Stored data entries
=== Section Start ===
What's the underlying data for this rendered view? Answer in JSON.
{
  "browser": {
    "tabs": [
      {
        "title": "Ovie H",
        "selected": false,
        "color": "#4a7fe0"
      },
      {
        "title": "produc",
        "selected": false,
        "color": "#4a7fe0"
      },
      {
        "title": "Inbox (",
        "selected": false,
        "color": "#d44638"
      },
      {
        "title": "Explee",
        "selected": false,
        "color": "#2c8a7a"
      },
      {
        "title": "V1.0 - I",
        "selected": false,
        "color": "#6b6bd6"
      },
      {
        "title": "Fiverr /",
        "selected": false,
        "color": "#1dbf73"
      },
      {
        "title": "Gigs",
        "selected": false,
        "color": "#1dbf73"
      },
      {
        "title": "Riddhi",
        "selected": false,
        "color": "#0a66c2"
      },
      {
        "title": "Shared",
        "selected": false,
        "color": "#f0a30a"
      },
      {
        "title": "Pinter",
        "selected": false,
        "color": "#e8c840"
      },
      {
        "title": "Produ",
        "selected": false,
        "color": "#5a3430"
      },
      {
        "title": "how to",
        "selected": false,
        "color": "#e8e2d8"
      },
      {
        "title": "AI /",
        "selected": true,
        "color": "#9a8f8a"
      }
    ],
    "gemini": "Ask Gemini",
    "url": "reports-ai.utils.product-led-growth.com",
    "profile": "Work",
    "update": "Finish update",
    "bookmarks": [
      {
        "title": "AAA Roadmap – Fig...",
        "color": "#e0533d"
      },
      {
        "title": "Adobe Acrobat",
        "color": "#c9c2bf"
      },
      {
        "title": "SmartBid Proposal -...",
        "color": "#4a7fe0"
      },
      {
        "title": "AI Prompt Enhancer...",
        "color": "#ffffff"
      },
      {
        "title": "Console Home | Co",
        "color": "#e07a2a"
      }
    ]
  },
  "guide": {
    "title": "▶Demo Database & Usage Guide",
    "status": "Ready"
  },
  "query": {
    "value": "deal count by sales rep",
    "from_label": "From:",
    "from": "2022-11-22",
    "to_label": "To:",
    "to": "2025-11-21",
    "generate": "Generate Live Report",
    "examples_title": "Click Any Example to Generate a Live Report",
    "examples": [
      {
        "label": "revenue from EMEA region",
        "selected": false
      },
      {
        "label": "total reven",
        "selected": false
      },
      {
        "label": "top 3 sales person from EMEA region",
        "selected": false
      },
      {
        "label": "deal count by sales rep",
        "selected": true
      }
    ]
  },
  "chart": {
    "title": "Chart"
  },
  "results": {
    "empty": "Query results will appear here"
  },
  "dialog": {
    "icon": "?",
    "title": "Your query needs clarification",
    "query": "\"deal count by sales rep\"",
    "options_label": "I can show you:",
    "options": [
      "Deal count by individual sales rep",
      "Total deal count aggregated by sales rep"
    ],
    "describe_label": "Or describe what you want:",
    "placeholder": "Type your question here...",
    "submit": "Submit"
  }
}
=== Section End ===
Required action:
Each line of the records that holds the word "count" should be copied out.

Exercise response:
    "value": "deal count by sales rep",
        "label": "deal count by sales rep",
    "query": "\"deal count by sales rep\"",
      "Deal count by individual sales rep",
      "Total deal count aggregated by sales rep"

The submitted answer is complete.